6. An arrangement as claimed in claim 5 and having means including a single oscillator connected to said frequency changing means for determining the frequencies of the signals fed to the filter means in the out-going path.
7. In a communication system, the method of transfer of modulated carrier-wave signals of a given frequency band from' Va two-way communication channel to a one-way transmission channel and of alternative transfer of like signals from a one-way receiving channel to said two-Way channel, which comprises ltering said signals first at the input point Where transfer between channels is to be effected, combining said signals with oscillations of a heterodyne frequency to obtain upper and lower side-band frequencies, passing one of said side-band frequencies in one direction for transmission purposes and the other of side-band frequencies in the reverse direction for reception purposes, transforming the side-band frequency so passed into two side-band frequencies one of which corresponds to the pass frequency dealt with in the first step of filtering, and again pass-filtering the signals so derived through to the output point where transfer between channels is to be effected.
8. In a two-way communication terminal station, a subscribers line terminal, and terminals for transmitting and receiving channels, respectively, a two-Way band-pass lter offering a low impedance in both directions to modulated carrier Waves of a given frequency band, two oneway band-pass filters each offering a low impedance to carrier waves of the same frequency band, one of the last said filters being in circuit with the transmitting terminal and the other thereof being in circuit with the receiving terminal, means including an oscillator for producing waves of a suitable frequency to be heterodyned with said modulated carrier waves, means for obtaining sum-and-diieren-ce frequencies in respect to the heterodyning of said oscillator waves with said modulated carrier waves, means for filtering one of the sum-and-diiference frequencies through from the subscribers line terminal toward the terminal of the transmitting channel, means for ltering the other of the last said frequencies through from the terminal of the receiving channel toward the subscribers line terminal, and means under control of output energy from said oscillator for deriving from the filtered sum-frequency the first said modulated carrier wave to be utilized in one direction of said two- Way communication terminal station, and for deriving from the filtered difference-frequency the rst said modulated carrier wave to be utilized in the other direction of said two-way communication terminal station.

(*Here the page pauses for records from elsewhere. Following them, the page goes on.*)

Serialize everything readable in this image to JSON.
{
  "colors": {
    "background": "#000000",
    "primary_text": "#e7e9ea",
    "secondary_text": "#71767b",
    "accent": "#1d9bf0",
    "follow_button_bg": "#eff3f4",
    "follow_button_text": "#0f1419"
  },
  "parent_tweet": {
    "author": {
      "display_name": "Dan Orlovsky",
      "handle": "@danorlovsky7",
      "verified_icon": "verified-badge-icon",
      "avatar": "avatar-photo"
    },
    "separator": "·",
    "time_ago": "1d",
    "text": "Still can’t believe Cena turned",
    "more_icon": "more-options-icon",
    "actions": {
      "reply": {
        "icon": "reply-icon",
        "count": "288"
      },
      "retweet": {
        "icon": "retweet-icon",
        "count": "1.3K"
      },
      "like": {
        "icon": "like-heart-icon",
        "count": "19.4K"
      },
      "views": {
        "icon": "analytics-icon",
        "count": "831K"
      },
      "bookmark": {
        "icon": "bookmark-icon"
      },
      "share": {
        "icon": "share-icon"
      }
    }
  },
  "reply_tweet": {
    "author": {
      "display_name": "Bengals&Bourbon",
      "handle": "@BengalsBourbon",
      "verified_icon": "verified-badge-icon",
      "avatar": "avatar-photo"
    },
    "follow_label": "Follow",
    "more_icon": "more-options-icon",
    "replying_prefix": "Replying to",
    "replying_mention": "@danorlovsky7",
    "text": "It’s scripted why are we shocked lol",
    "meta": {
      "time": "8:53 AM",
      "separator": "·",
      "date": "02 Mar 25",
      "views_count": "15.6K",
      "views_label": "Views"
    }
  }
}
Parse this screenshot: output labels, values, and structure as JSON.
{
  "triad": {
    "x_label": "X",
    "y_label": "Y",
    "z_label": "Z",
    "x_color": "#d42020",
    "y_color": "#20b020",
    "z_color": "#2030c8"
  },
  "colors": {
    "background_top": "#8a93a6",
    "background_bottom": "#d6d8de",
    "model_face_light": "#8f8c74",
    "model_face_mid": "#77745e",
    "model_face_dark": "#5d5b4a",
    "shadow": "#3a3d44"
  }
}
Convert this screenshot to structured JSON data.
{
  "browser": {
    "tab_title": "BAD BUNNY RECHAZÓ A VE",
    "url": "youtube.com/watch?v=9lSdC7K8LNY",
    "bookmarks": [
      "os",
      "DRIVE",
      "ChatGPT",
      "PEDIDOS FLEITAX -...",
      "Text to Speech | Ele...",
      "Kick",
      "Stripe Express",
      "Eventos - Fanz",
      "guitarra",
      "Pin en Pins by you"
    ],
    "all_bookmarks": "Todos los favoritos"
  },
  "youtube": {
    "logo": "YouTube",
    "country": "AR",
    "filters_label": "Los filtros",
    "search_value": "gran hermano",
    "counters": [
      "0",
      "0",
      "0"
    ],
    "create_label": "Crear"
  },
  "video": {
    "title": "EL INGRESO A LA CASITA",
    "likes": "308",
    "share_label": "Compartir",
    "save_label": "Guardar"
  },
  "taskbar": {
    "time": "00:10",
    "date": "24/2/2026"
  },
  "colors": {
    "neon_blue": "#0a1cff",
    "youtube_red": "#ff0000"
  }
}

FRANCIS MONEY GRAHAM MURPHY.
|Citing Patent||Filing date||Publication date||Applicant||Title|
|US2759999 *||Oct 23, 1952||Aug 21, 1956||Ohmega Lab||Inter-communicating telephone systems|
|US4644526 *||Nov 13, 1984||Feb 17, 1987||Chialin Wu||Full duplex frequency division multiplex communication system|
|U.S. Classification||455/400, 370/282, 370/295, 332/151|
|International Classification||H04B1/54, H04B1/56|